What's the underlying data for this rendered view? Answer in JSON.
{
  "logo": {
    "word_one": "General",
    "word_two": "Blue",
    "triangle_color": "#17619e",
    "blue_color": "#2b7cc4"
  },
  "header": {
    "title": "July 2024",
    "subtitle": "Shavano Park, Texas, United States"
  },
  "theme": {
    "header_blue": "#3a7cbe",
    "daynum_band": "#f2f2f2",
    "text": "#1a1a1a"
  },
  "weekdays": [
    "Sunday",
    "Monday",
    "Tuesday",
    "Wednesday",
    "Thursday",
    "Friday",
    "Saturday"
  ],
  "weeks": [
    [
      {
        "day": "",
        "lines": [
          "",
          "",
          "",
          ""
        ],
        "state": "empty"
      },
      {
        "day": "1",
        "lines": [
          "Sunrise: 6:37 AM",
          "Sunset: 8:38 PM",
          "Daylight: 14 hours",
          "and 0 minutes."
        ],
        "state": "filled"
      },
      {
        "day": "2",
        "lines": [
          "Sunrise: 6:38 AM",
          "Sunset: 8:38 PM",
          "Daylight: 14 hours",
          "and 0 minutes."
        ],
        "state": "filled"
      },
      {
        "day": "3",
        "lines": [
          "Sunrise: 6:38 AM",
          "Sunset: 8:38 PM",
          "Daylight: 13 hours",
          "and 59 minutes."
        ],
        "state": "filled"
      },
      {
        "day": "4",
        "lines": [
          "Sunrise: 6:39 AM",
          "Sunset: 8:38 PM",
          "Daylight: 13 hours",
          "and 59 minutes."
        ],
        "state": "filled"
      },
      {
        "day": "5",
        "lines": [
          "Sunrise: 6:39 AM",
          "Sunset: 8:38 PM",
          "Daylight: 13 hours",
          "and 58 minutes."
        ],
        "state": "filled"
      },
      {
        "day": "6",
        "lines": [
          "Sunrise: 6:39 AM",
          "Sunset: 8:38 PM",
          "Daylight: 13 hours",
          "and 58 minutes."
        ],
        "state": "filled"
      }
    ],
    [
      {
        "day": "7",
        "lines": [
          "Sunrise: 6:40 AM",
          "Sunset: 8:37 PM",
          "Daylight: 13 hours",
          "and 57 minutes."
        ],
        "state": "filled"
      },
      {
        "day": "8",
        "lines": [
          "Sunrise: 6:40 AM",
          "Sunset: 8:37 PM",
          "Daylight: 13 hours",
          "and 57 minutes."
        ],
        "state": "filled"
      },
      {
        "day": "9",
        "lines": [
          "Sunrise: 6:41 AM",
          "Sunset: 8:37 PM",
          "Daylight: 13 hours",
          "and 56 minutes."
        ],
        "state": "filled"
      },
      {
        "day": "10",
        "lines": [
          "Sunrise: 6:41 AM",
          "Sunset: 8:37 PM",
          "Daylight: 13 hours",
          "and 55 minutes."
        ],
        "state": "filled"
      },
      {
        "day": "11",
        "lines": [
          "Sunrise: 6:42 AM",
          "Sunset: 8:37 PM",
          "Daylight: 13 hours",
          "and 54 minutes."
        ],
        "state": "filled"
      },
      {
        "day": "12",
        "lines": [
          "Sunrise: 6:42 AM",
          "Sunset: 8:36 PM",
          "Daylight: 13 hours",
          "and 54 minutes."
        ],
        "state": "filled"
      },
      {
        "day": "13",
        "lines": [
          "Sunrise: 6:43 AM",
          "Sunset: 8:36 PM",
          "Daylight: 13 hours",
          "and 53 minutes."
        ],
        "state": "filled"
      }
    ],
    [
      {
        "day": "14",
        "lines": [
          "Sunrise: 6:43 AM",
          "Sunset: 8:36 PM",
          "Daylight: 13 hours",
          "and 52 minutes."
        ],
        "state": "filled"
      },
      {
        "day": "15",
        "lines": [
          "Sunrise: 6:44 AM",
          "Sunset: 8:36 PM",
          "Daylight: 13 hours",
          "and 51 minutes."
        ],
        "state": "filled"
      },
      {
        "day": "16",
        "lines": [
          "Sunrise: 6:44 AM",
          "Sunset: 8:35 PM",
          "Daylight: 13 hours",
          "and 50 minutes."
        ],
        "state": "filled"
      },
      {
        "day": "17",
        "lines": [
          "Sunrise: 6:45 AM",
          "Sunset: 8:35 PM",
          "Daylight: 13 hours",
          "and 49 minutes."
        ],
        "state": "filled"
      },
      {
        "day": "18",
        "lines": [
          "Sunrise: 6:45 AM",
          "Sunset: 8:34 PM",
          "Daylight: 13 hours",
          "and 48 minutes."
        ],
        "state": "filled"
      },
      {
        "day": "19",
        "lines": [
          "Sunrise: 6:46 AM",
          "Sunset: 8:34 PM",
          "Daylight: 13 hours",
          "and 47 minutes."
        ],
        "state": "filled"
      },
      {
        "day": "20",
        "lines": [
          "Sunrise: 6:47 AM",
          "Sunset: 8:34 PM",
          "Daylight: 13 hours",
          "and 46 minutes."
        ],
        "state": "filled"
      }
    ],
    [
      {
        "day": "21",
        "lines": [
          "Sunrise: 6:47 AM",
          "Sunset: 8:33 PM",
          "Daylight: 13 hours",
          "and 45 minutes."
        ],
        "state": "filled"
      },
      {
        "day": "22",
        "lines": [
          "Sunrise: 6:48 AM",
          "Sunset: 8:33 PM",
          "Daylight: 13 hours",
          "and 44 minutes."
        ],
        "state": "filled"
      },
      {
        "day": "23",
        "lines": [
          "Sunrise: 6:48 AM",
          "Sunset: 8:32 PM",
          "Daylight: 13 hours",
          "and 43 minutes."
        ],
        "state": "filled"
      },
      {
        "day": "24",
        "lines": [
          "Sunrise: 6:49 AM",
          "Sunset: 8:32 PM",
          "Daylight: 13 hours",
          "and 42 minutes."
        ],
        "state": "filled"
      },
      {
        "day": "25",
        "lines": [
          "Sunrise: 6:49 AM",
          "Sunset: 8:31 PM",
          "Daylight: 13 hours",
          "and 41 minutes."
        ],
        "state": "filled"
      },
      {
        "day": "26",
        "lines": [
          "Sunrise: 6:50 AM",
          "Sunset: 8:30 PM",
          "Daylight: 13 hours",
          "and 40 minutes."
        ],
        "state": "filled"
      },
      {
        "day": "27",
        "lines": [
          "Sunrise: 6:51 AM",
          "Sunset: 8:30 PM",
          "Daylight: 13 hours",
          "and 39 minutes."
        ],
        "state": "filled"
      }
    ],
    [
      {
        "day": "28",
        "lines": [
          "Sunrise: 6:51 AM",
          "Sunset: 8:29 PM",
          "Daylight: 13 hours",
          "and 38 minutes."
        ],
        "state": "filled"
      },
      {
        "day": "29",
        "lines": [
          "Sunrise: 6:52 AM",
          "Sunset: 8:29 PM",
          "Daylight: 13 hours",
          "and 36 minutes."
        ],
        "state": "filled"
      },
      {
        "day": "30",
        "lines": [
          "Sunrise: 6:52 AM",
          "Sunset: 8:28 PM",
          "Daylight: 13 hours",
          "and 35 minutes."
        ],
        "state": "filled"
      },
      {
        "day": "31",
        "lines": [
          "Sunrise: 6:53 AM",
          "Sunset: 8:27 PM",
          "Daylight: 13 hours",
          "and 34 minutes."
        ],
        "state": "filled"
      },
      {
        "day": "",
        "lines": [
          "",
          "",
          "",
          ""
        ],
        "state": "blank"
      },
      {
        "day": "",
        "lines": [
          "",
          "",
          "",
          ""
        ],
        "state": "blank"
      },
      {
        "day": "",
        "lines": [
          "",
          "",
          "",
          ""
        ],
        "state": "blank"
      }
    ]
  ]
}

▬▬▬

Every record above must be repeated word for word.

## SOLUTION FOR THIS PROBLEM
What's the underlying data for this rendered view? Answer in JSON.
{
  "logo": {
    "word_one": "General",
    "word_two": "Blue",
    "triangle_color": "#17619e",
    "blue_color": "#2b7cc4"
  },
  "header": {
    "title": "July 2024",
    "subtitle": "Shavano Park, Texas, United States"
  },
  "theme": {
    "header_blue": "#3a7cbe",
    "daynum_band": "#f2f2f2",
    "text": "#1a1a1a"
  },
  "weekdays": [
    "Sunday",
    "Monday",
    "Tuesday",
    "Wednesday",
    "Thursday",
    "Friday",
    "Saturday"
  ],
  "weeks": [
    [
      {
        "day": "",
        "lines": [
          "",
          "",
          "",
          ""
        ],
        "state": "empty"
      },
      {
        "day": "1",
        "lines": [
          "Sunrise: 6:37 AM",
          "Sunset: 8:38 PM",
          "Daylight: 14 hours",
          "and 0 minutes."
        ],
        "state": "filled"
      },
      {
        "day": "2",
        "lines": [
          "Sunrise: 6:38 AM",
          "Sunset: 8:38 PM",
          "Daylight: 14 hours",
          "and 0 minutes."
        ],
        "state": "filled"
      },
      {
        "day": "3",
        "lines": [
          "Sunrise: 6:38 AM",
          "Sunset: 8:38 PM",
          "Daylight: 13 hours",
          "and 59 minutes."
        ],
        "state": "filled"
      },
      {
        "day": "4",
        "lines": [
          "Sunrise: 6:39 AM",
          "Sunset: 8:38 PM",
          "Daylight: 13 hours",
          "and 59 minutes."
        ],
        "state": "filled"
      },
      {
        "day": "5",
        "lines": [
          "Sunrise: 6:39 AM",
          "Sunset: 8:38 PM",
          "Daylight: 13 hours",
          "and 58 minutes."
        ],
        "state": "filled"
      },
      {
        "day": "6",
        "lines": [
          "Sunrise: 6:39 AM",
          "Sunset: 8:38 PM",
          "Daylight: 13 hours",
          "and 58 minutes."
        ],
        "state": "filled"
      }
    ],
    [
      {
        "day": "7",
        "lines": [
          "Sunrise: 6:40 AM",
          "Sunset: 8:37 PM",
          "Daylight: 13 hours",
          "and 57 minutes."
        ],
        "state": "filled"
      },
      {
        "day": "8",
        "lines": [
          "Sunrise: 6:40 AM",
          "Sunset: 8:37 PM",
          "Daylight: 13 hours",
          "and 57 minutes."
        ],
        "state": "filled"
      },
      {
        "day": "9",
        "lines": [
          "Sunrise: 6:41 AM",
          "Sunset: 8:37 PM",
          "Daylight: 13 hours",
          "and 56 minutes."
        ],
        "state": "filled"
      },
      {
        "day": "10",
        "lines": [
          "Sunrise: 6:41 AM",
          "Sunset: 8:37 PM",
          "Daylight: 13 hours",
          "and 55 minutes."
        ],
        "state": "filled"
      },
      {
        "day": "11",
        "lines": [
          "Sunrise: 6:42 AM",
          "Sunset: 8:37 PM",
          "Daylight: 13 hours",
          "and 54 minutes."
        ],
        "state": "filled"
      },
      {
        "day": "12",
        "lines": [
          "Sunrise: 6:42 AM",
          "Sunset: 8:36 PM",
          "Daylight: 13 hours",
          "and 54 minutes."
        ],
        "state": "filled"
      },
      {
        "day": "13",
        "lines": [
          "Sunrise: 6:43 AM",
          "Sunset: 8:36 PM",
          "Daylight: 13 hours",
          "and 53 minutes."
        ],
        "state": "filled"
      }
    ],
    [
      {
        "day": "14",
        "lines": [
          "Sunrise: 6:43 AM",
          "Sunset: 8:36 PM",
          "Daylight: 13 hours",
          "and 52 minutes."
        ],
        "state": "filled"
      },
      {
        "day": "15",
        "lines": [
          "Sunrise: 6:44 AM",
          "Sunset: 8:36 PM",
          "Daylight: 13 hours",
          "and 51 minutes."
        ],
        "state": "filled"
      },
      {
        "day": "16",
        "lines": [
          "Sunrise: 6:44 AM",
          "Sunset: 8:35 PM",
          "Daylight: 13 hours",
          "and 50 minutes."
        ],
        "state": "filled"
      },
      {
        "day": "17",
        "lines": [
          "Sunrise: 6:45 AM",
          "Sunset: 8:35 PM",
          "Daylight: 13 hours",
          "and 49 minutes."
        ],
        "state": "filled"
      },
      {
        "day": "18",
        "lines": [
          "Sunrise: 6:45 AM",
          "Sunset: 8:34 PM",
          "Daylight: 13 hours",
          "and 48 minutes."
        ],
        "state": "filled"
      },
      {
        "day": "19",
        "lines": [
          "Sunrise: 6:46 AM",
          "Sunset: 8:34 PM",
          "Daylight: 13 hours",
          "and 47 minutes."
        ],
        "state": "filled"
      },
      {
        "day": "20",
        "lines": [
          "Sunrise: 6:47 AM",
          "Sunset: 8:34 PM",
          "Daylight: 13 hours",
          "and 46 minutes."
        ],
        "state": "filled"
      }
    ],
    [
      {
        "day": "21",
        "lines": [
          "Sunrise: 6:47 AM",
          "Sunset: 8:33 PM",
          "Daylight: 13 hours",
          "and 45 minutes."
        ],
        "state": "filled"
      },
      {
        "day": "22",
        "lines": [
          "Sunrise: 6:48 AM",
          "Sunset: 8:33 PM",
          "Daylight: 13 hours",
          "and 44 minutes."
        ],
        "state": "filled"
      },
      {
        "day": "23",
        "lines": [
          "Sunrise: 6:48 AM",
          "Sunset: 8:32 PM",
          "Daylight: 13 hours",
          "and 43 minutes."
        ],
        "state": "filled"
      },
      {
        "day": "24",
        "lines": [
          "Sunrise: 6:49 AM",
          "Sunset: 8:32 PM",
          "Daylight: 13 hours",
          "and 42 minutes."
        ],
        "state": "filled"
      },
      {
        "day": "25",
        "lines": [
          "Sunrise: 6:49 AM",
          "Sunset: 8:31 PM",
          "Daylight: 13 hours",
          "and 41 minutes."
        ],
        "state": "filled"
      },
      {
        "day": "26",
        "lines": [
          "Sunrise: 6:50 AM",
          "Sunset: 8:30 PM",
          "Daylight: 13 hours",
          "and 40 minutes."
        ],
        "state": "filled"
      },
      {
        "day": "27",
        "lines": [
          "Sunrise: 6:51 AM",
          "Sunset: 8:30 PM",
          "Daylight: 13 hours",
          "and 39 minutes."
        ],
        "state": "filled"
      }
    ],
    [
      {
        "day": "28",
        "lines": [
          "Sunrise: 6:51 AM",
          "Sunset: 8:29 PM",
          "Daylight: 13 hours",
          "and 38 minutes."
        ],
        "state": "filled"
      },
      {
        "day": "29",
        "lines": [
          "Sunrise: 6:52 AM",
          "Sunset: 8:29 PM",
          "Daylight: 13 hours",
          "and 36 minutes."
        ],
        "state": "filled"
      },
      {
        "day": "30",
        "lines": [
          "Sunrise: 6:52 AM",
          "Sunset: 8:28 PM",
          "Daylight: 13 hours",
          "and 35 minutes."
        ],
        "state": "filled"
      },
      {
        "day": "31",
        "lines": [
          "Sunrise: 6:53 AM",
          "Sunset: 8:27 PM",
          "Daylight: 13 hours",
          "and 34 minutes."
        ],
        "state": "filled"
      },
      {
        "day": "",
        "lines": [
          "",
          "",
          "",
          ""
        ],
        "state": "blank"
      },
      {
        "day": "",
        "lines": [
          "",
          "",
          "",
          ""
        ],
        "state": "blank"
      },
      {
        "day": "",
        "lines": [
          "",
          "",
          "",
          ""
        ],
        "state": "blank"
      }
    ]
  ]
}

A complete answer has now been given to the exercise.